What you need to do: Leave every picture out and return the rest of the listing verbatim.

*** Block opens ***

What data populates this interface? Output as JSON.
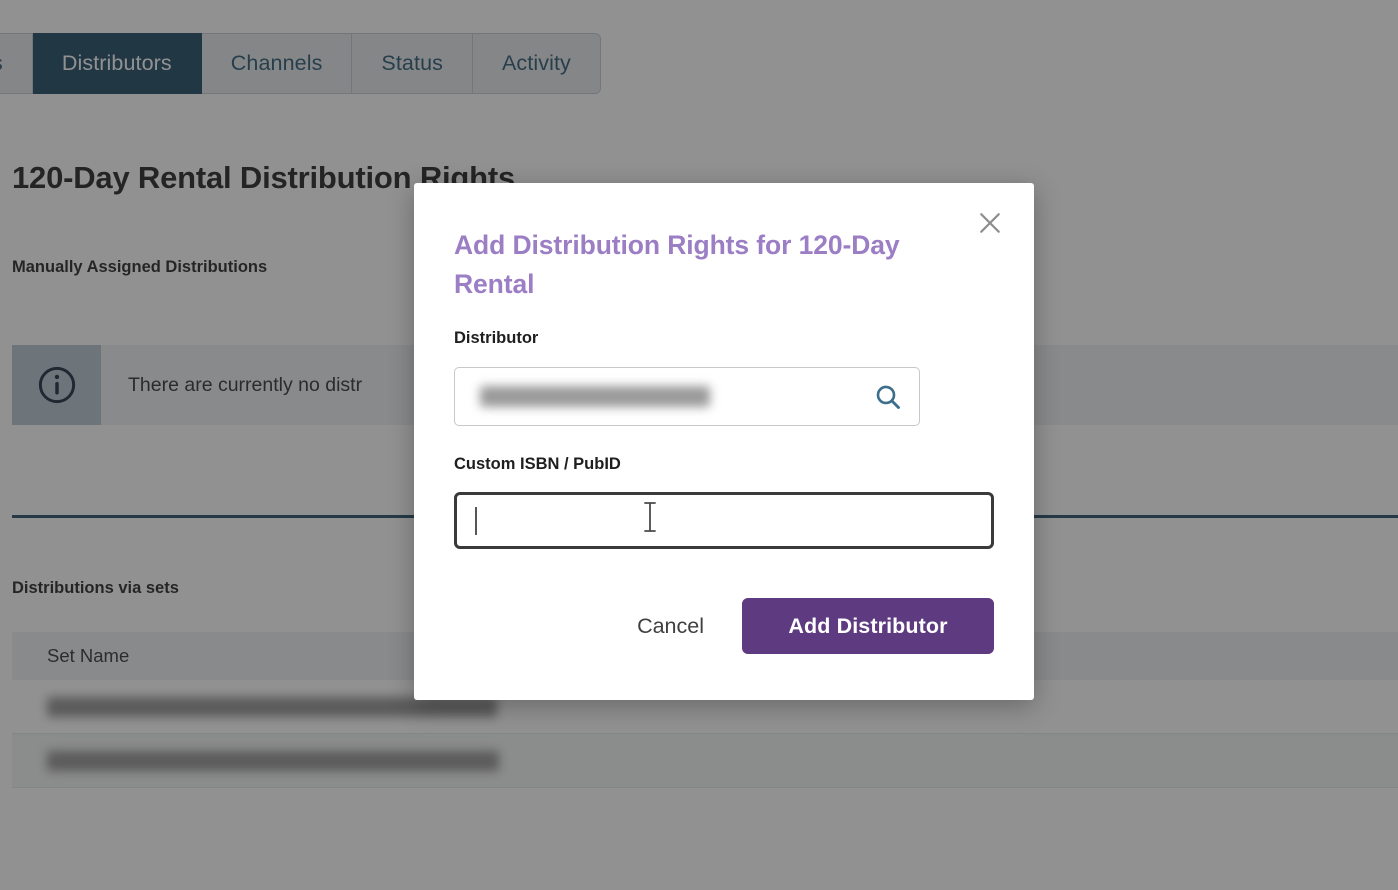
{
  "tabs": [
    {
      "label": "s",
      "active": false,
      "partial": true
    },
    {
      "label": "Distributors",
      "active": true
    },
    {
      "label": "Channels",
      "active": false
    },
    {
      "label": "Status",
      "active": false
    },
    {
      "label": "Activity",
      "active": false
    }
  ],
  "page": {
    "title": "120-Day Rental Distribution Rights",
    "manual_section_label": "Manually Assigned Distributions",
    "info_banner": {
      "icon": "info-circle-icon",
      "text": "There are currently no distr",
      "icon_box_color": "#b6c4cf"
    },
    "sets_section_label": "Distributions via sets",
    "sets_table": {
      "columns": [
        "Set Name"
      ],
      "rows": [
        {
          "set_name": ""
        },
        {
          "set_name": ""
        }
      ]
    }
  },
  "modal": {
    "title": "Add Distribution Rights for 120-Day Rental",
    "close_icon": "close-icon",
    "distributor": {
      "label": "Distributor",
      "value": "",
      "placeholder": "",
      "search_icon": "search-icon"
    },
    "isbn": {
      "label": "Custom ISBN / PubID",
      "value": "",
      "placeholder": ""
    },
    "cancel_label": "Cancel",
    "submit_label": "Add Distributor"
  },
  "colors": {
    "active_tab": "#16445f",
    "tab_text": "#22536f",
    "modal_title_purple": "#9b7ec4",
    "primary_button_purple": "#5e3b80",
    "search_icon_blue": "#3d6e8c",
    "divider_blue": "#1f4a63"
  }
}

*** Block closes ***

Answer for the task:
What data populates this interface? Output as JSON.
{
  "tabs": [
    {
      "label": "s",
      "active": false,
      "partial": true
    },
    {
      "label": "Distributors",
      "active": true
    },
    {
      "label": "Channels",
      "active": false
    },
    {
      "label": "Status",
      "active": false
    },
    {
      "label": "Activity",
      "active": false
    }
  ],
  "page": {
    "title": "120-Day Rental Distribution Rights",
    "manual_section_label": "Manually Assigned Distributions",
    "info_banner": {
      "icon": "info-circle-icon",
      "text": "There are currently no distr",
      "icon_box_color": "#b6c4cf"
    },
    "sets_section_label": "Distributions via sets",
    "sets_table": {
      "columns": [
        "Set Name"
      ],
      "rows": [
        {
          "set_name": ""
        },
        {
          "set_name": ""
        }
      ]
    }
  },
  "modal": {
    "title": "Add Distribution Rights for 120-Day Rental",
    "close_icon": "close-icon",
    "distributor": {
      "label": "Distributor",
      "value": "",
      "placeholder": "",
      "search_icon": "search-icon"
    },
    "isbn": {
      "label": "Custom ISBN / PubID",
      "value": "",
      "placeholder": ""
    },
    "cancel_label": "Cancel",
    "submit_label": "Add Distributor"
  },
  "colors": {
    "active_tab": "#16445f",
    "tab_text": "#22536f",
    "modal_title_purple": "#9b7ec4",
    "primary_button_purple": "#5e3b80",
    "search_icon_blue": "#3d6e8c",
    "divider_blue": "#1f4a63"
  }
}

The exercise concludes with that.